Data records for software interfaces:
Content starts
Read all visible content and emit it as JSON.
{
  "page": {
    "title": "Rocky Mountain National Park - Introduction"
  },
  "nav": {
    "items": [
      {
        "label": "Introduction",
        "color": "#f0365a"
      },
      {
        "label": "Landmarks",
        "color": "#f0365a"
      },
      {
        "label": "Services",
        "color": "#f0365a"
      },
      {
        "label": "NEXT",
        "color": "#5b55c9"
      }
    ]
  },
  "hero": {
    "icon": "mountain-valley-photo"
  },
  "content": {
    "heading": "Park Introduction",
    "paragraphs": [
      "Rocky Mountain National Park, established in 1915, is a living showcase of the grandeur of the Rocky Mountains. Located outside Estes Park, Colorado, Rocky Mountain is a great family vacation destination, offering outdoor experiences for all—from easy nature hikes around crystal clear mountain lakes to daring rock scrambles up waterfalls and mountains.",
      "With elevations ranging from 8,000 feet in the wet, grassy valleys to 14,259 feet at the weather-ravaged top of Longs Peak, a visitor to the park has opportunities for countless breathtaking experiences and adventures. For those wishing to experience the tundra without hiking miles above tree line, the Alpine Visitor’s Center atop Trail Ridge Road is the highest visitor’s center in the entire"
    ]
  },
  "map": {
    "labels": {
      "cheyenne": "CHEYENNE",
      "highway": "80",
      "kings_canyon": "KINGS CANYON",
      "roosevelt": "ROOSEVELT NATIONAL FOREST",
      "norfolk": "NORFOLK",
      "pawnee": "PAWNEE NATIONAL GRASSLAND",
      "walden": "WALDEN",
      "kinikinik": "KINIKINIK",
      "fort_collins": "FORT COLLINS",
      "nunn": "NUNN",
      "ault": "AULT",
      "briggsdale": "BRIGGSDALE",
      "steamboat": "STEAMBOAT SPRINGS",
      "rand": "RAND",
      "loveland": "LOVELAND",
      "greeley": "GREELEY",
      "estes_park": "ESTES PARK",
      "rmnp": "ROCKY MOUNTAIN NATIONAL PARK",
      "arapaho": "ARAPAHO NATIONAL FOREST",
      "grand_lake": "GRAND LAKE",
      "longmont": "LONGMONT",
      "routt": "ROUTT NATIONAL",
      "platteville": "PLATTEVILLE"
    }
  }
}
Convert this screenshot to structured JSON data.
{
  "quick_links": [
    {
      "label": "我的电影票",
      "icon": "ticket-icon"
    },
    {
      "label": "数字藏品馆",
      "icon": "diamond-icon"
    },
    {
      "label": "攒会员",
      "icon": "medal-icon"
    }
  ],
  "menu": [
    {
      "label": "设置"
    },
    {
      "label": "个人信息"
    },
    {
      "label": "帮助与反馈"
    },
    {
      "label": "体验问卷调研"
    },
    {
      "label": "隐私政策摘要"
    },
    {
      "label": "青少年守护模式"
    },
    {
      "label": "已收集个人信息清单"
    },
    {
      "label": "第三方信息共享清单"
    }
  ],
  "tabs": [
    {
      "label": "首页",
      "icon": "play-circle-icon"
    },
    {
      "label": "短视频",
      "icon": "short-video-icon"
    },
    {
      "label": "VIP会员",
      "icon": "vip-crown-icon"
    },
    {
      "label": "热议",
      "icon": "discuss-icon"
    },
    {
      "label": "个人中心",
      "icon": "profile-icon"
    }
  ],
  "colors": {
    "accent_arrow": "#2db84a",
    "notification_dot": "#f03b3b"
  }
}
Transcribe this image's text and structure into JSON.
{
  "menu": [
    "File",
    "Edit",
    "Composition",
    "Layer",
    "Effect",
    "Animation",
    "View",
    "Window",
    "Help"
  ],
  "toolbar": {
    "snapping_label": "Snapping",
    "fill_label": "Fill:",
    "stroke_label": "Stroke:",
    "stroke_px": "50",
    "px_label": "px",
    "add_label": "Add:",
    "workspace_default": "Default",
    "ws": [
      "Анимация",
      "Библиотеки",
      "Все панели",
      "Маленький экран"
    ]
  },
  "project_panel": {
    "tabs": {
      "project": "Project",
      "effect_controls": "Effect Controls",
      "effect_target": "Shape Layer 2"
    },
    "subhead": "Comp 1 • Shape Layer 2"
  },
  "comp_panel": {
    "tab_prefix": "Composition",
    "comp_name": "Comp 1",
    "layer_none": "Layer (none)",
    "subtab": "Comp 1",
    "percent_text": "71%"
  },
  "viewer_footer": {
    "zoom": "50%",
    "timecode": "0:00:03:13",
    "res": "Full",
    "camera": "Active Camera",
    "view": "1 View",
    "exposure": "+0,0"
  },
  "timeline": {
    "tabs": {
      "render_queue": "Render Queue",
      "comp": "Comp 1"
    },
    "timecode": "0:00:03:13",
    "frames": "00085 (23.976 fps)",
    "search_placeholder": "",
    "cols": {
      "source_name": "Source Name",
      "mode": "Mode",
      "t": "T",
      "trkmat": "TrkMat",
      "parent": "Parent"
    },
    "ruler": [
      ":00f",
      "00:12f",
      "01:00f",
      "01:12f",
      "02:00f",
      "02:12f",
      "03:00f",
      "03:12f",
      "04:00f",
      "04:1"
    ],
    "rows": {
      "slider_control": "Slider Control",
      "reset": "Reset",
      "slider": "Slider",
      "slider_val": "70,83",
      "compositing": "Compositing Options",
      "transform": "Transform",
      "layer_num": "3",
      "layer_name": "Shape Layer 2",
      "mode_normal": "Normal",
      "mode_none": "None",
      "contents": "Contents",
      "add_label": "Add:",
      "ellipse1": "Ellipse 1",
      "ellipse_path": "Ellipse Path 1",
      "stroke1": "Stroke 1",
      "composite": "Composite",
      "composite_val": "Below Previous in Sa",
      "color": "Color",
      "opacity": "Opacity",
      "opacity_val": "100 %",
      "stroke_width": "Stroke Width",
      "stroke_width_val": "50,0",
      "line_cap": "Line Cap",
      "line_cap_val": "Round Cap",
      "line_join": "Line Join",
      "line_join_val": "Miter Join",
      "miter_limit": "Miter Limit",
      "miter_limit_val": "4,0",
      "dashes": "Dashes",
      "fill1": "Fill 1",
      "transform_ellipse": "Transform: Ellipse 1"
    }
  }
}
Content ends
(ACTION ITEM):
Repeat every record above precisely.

(OUTPUT OF THE TASK):
Read all visible content and emit it as JSON.
{
  "page": {
    "title": "Rocky Mountain National Park - Introduction"
  },
  "nav": {
    "items": [
      {
        "label": "Introduction",
        "color": "#f0365a"
      },
      {
        "label": "Landmarks",
        "color": "#f0365a"
      },
      {
        "label": "Services",
        "color": "#f0365a"
      },
      {
        "label": "NEXT",
        "color": "#5b55c9"
      }
    ]
  },
  "hero": {
    "icon": "mountain-valley-photo"
  },
  "content": {
    "heading": "Park Introduction",
    "paragraphs": [
      "Rocky Mountain National Park, established in 1915, is a living showcase of the grandeur of the Rocky Mountains. Located outside Estes Park, Colorado, Rocky Mountain is a great family vacation destination, offering outdoor experiences for all—from easy nature hikes around crystal clear mountain lakes to daring rock scrambles up waterfalls and mountains.",
      "With elevations ranging from 8,000 feet in the wet, grassy valleys to 14,259 feet at the weather-ravaged top of Longs Peak, a visitor to the park has opportunities for countless breathtaking experiences and adventures. For those wishing to experience the tundra without hiking miles above tree line, the Alpine Visitor’s Center atop Trail Ridge Road is the highest visitor’s center in the entire"
    ]
  },
  "map": {
    "labels": {
      "cheyenne": "CHEYENNE",
      "highway": "80",
      "kings_canyon": "KINGS CANYON",
      "roosevelt": "ROOSEVELT NATIONAL FOREST",
      "norfolk": "NORFOLK",
      "pawnee": "PAWNEE NATIONAL GRASSLAND",
      "walden": "WALDEN",
      "kinikinik": "KINIKINIK",
      "fort_collins": "FORT COLLINS",
      "nunn": "NUNN",
      "ault": "AULT",
      "briggsdale": "BRIGGSDALE",
      "steamboat": "STEAMBOAT SPRINGS",
      "rand": "RAND",
      "loveland": "LOVELAND",
      "greeley": "GREELEY",
      "estes_park": "ESTES PARK",
      "rmnp": "ROCKY MOUNTAIN NATIONAL PARK",
      "arapaho": "ARAPAHO NATIONAL FOREST",
      "grand_lake": "GRAND LAKE",
      "longmont": "LONGMONT",
      "routt": "ROUTT NATIONAL",
      "platteville": "PLATTEVILLE"
    }
  }
}
Convert this screenshot to structured JSON data.
{
  "quick_links": [
    {
      "label": "我的电影票",
      "icon": "ticket-icon"
    },
    {
      "label": "数字藏品馆",
      "icon": "diamond-icon"
    },
    {
      "label": "攒会员",
      "icon": "medal-icon"
    }
  ],
  "menu": [
    {
      "label": "设置"
    },
    {
      "label": "个人信息"
    },
    {
      "label": "帮助与反馈"
    },
    {
      "label": "体验问卷调研"
    },
    {
      "label": "隐私政策摘要"
    },
    {
      "label": "青少年守护模式"
    },
    {
      "label": "已收集个人信息清单"
    },
    {
      "label": "第三方信息共享清单"
    }
  ],
  "tabs": [
    {
      "label": "首页",
      "icon": "play-circle-icon"
    },
    {
      "label": "短视频",
      "icon": "short-video-icon"
    },
    {
      "label": "VIP会员",
      "icon": "vip-crown-icon"
    },
    {
      "label": "热议",
      "icon": "discuss-icon"
    },
    {
      "label": "个人中心",
      "icon": "profile-icon"
    }
  ],
  "colors": {
    "accent_arrow": "#2db84a",
    "notification_dot": "#f03b3b"
  }
}
Transcribe this image's text and structure into JSON.
{
  "menu": [
    "File",
    "Edit",
    "Composition",
    "Layer",
    "Effect",
    "Animation",
    "View",
    "Window",
    "Help"
  ],
  "toolbar": {
    "snapping_label": "Snapping",
    "fill_label": "Fill:",
    "stroke_label": "Stroke:",
    "stroke_px": "50",
    "px_label": "px",
    "add_label": "Add:",
    "workspace_default": "Default",
    "ws": [
      "Анимация",
      "Библиотеки",
      "Все панели",
      "Маленький экран"
    ]
  },
  "project_panel": {
    "tabs": {
      "project": "Project",
      "effect_controls": "Effect Controls",
      "effect_target": "Shape Layer 2"
    },
    "subhead": "Comp 1 • Shape Layer 2"
  },
  "comp_panel": {
    "tab_prefix": "Composition",
    "comp_name": "Comp 1",
    "layer_none": "Layer (none)",
    "subtab": "Comp 1",
    "percent_text": "71%"
  },
  "viewer_footer": {
    "zoom": "50%",
    "timecode": "0:00:03:13",
    "res": "Full",
    "camera": "Active Camera",
    "view": "1 View",
    "exposure": "+0,0"
  },
  "timeline": {
    "tabs": {
      "render_queue": "Render Queue",
      "comp": "Comp 1"
    },
    "timecode": "0:00:03:13",
    "frames": "00085 (23.976 fps)",
    "search_placeholder": "",
    "cols": {
      "source_name": "Source Name",
      "mode": "Mode",
      "t": "T",
      "trkmat": "TrkMat",
      "parent": "Parent"
    },
    "ruler": [
      ":00f",
      "00:12f",
      "01:00f",
      "01:12f",
      "02:00f",
      "02:12f",
      "03:00f",
      "03:12f",
      "04:00f",
      "04:1"
    ],
    "rows": {
      "slider_control": "Slider Control",
      "reset": "Reset",
      "slider": "Slider",
      "slider_val": "70,83",
      "compositing": "Compositing Options",
      "transform": "Transform",
      "layer_num": "3",
      "layer_name": "Shape Layer 2",
      "mode_normal": "Normal",
      "mode_none": "None",
      "contents": "Contents",
      "add_label": "Add:",
      "ellipse1": "Ellipse 1",
      "ellipse_path": "Ellipse Path 1",
      "stroke1": "Stroke 1",
      "composite": "Composite",
      "composite_val": "Below Previous in Sa",
      "color": "Color",
      "opacity": "Opacity",
      "opacity_val": "100 %",
      "stroke_width": "Stroke Width",
      "stroke_width_val": "50,0",
      "line_cap": "Line Cap",
      "line_cap_val": "Round Cap",
      "line_join": "Line Join",
      "line_join_val": "Miter Join",
      "miter_limit": "Miter Limit",
      "miter_limit_val": "4,0",
      "dashes": "Dashes",
      "fill1": "Fill 1",
      "transform_ellipse": "Transform: Ellipse 1"
    }
  }
}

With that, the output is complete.